Teaching with Tenderness is a cute and catchy name, but what does it really mean? I can’t really explain it, without telling you the events, that lead to this blog. It is a combination of working with students for years and trying to figure out the best way to support my own son, who was struggling every day at school.
I didn’t grow up longing to become a teacher. I went to university and acquired an honours degree in business. After those four years ended, I still didn’t know what job I wanted to pursue. My future husband suggested teachers college and the rest is history. He saw qualities in me, that I was not aware of myself, at the time. I was super fortunate and was offered a full time contract, as soon as I completed school. I jumped head first into a grade 3/4 classroom and treaded water, barely keeping myself afloat, for that year. I still had lots of professional growing ahead of me, but I enjoyed the time I spent with my students. I was able to stay in that grade for a while, which allowed me to improve and find tune my practice, with each new class.

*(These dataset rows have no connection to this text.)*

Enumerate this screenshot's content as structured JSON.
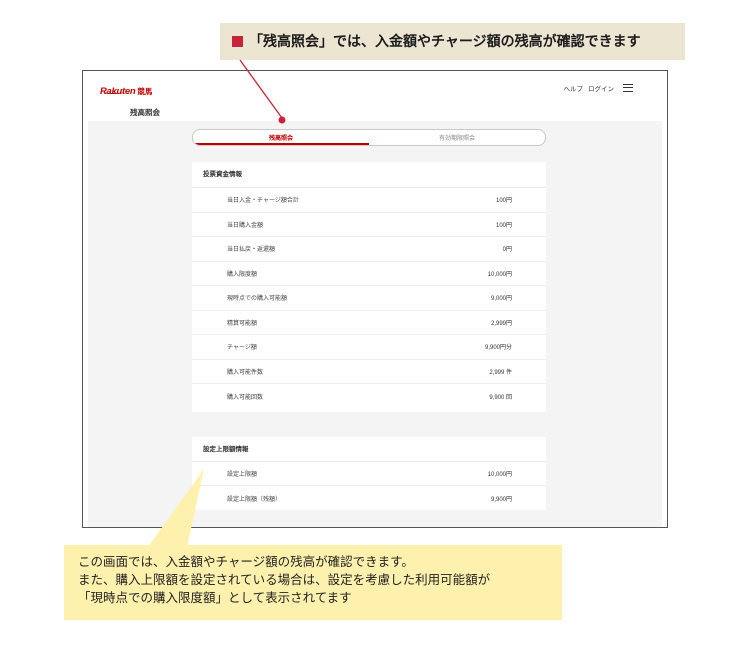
{
  "callout": {
    "text": "「残高照会」では、入金額やチャージ額の残高が確認できます"
  },
  "screen": {
    "header": {
      "logo_brand": "Rakuten",
      "logo_service": "競馬",
      "help_label": "ヘルプ",
      "login_label": "ログイン",
      "menu_icon": "hamburger-icon"
    },
    "page_title": "残高照会",
    "tabs": [
      {
        "label": "残高照会",
        "active": true
      },
      {
        "label": "有効期限照会",
        "active": false
      }
    ],
    "sections": [
      {
        "title": "投票資金情報",
        "rows": [
          {
            "label": "当日入金・チャージ額合計",
            "value": "100円"
          },
          {
            "label": "当日購入金額",
            "value": "100円"
          },
          {
            "label": "当日払戻・返還額",
            "value": "0円"
          },
          {
            "label": "購入限度額",
            "value": "10,000円"
          },
          {
            "label": "現時点での購入可能額",
            "value": "9,000円"
          },
          {
            "label": "精算可能額",
            "value": "2,999円"
          },
          {
            "label": "チャージ額",
            "value": "9,900円分"
          },
          {
            "label": "購入可能件数",
            "value": "2,999 件"
          },
          {
            "label": "購入可能回数",
            "value": "9,900 回"
          }
        ]
      },
      {
        "title": "設定上限額情報",
        "rows": [
          {
            "label": "設定上限額",
            "value": "10,000円"
          },
          {
            "label": "設定上限額（残額）",
            "value": "9,900円"
          }
        ]
      }
    ]
  },
  "note": {
    "lines": [
      "この画面では、入金額やチャージ額の残高が確認できます。",
      "また、購入上限額を設定されている場合は、設定を考慮した利用可能額が",
      "「現時点での購入限度額」として表示されてます"
    ]
  },
  "colors": {
    "accent_red": "#bf0000",
    "marker_red": "#c7243a",
    "callout_bg": "#ece5d2",
    "note_bg": "#fdf1ad",
    "content_bg": "#f4f4f4",
    "frame_border": "#555555"
  }
}
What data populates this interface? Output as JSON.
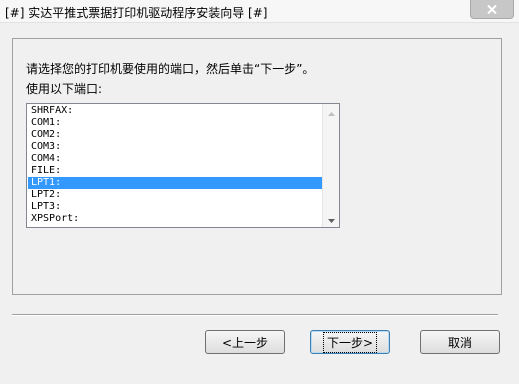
{
  "window": {
    "title": "[#] 实达平推式票据打印机驱动程序安装向导 [#]",
    "close_icon": "close-icon"
  },
  "main": {
    "instruction": "请选择您的打印机要使用的端口，然后单击“下一步”。",
    "ports_label": "使用以下端口:",
    "ports": [
      {
        "label": "SHRFAX:",
        "selected": false
      },
      {
        "label": "COM1:",
        "selected": false
      },
      {
        "label": "COM2:",
        "selected": false
      },
      {
        "label": "COM3:",
        "selected": false
      },
      {
        "label": "COM4:",
        "selected": false
      },
      {
        "label": "FILE:",
        "selected": false
      },
      {
        "label": "LPT1:",
        "selected": true
      },
      {
        "label": "LPT2:",
        "selected": false
      },
      {
        "label": "LPT3:",
        "selected": false
      },
      {
        "label": "XPSPort:",
        "selected": false
      }
    ]
  },
  "buttons": {
    "back": "<上一步",
    "next": "下一步>",
    "cancel": "取消"
  },
  "colors": {
    "selection": "#3399ff",
    "background": "#f0f0f0"
  }
}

Then, I had my first son and that experience made me a more thoughtful teacher. I began to see each of my students as someones son or daughter. They were not just children, they were precious souls that meant the world to their parents. I began treating all of my students, with the love and care, that I wanted my son to receive, during his day at school. I accepted kind gestures from the my students with grace. The hug hello, the thoughtful picture that was created just for me and the exciting story that had to be shared from the night before, were invaluable gifts that I received daily. I was enjoying the profession and realized that it had been the right career path for me. I was meant to work with kids, but I began feeling that something was missing from the curriculum.

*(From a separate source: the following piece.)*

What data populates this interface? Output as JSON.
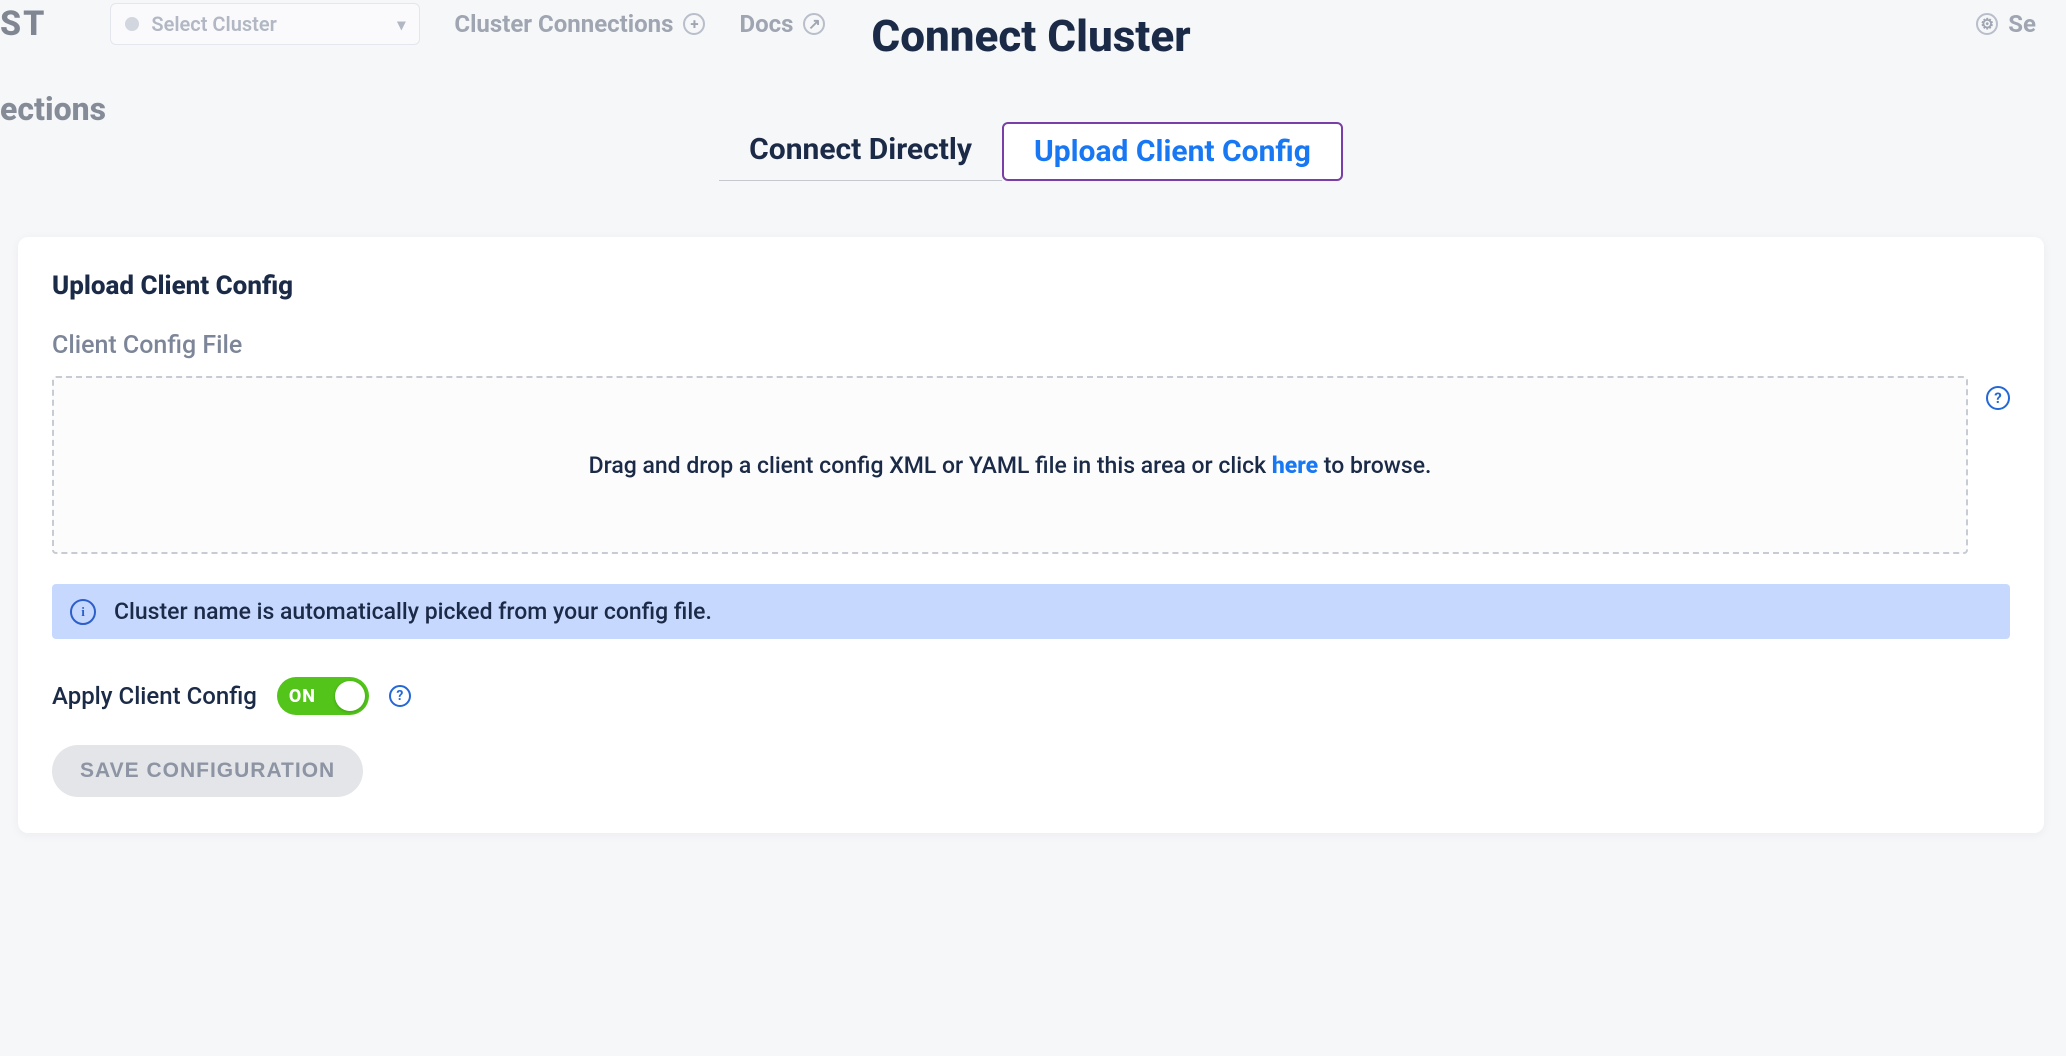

This feeling of unrest was accompanied by a drastic change at school for my son. He went from a boy who looked forward to class, to one that cried and refused to get out of the car and start his day. I was baffled by this new behaviour and to be honest, school has been an uphill battle since then. I believe this change occurred because it was the first time in his life, that he saw himself as less than. He chose to believe a fictional story about himself, based on lack of educational ability and self worth. His self confidence was shot and we are still trying to build it back up. My eyes are not covered by blinders, when it comes to my sons behaviour. He is a ball of energy and doesn’t fit the traditional model of school very well. He needs lots of movement and some freedom, but these needs are hard to meet in a regular class. I am not blaming the school for his situation, but I tell it because there are MANY students in this predicament in MANY schools.
Every child is born with a unique gift and I believe that everyone has some form of brilliance. I see some form of brilliance in all my students. Whether they grow to be a wonderful parent, they show us love through a kind gesture, or they simply provide another perspective. All babies are born perfect and brilliant and I believe we “educate” it out of them. One of my favourite students was a boy that performed horribly on his report card, but he would go home at night and pull apart a radio and rebuild it perfectly. This is a brilliant gift that is not assessed by school. He has great value in the world, but school does not value his brilliance. We are all born with an important purpose and we need to nurture our small souls so they can share it with the world. This is why I created Teaching with Tenderness. If we can create an environment in our schools that is rooted in love, compassion and trust, then we can reach all students, regardless of academic ability or subject matter. I want to help all of you establish this loving atmosphere in your classroom.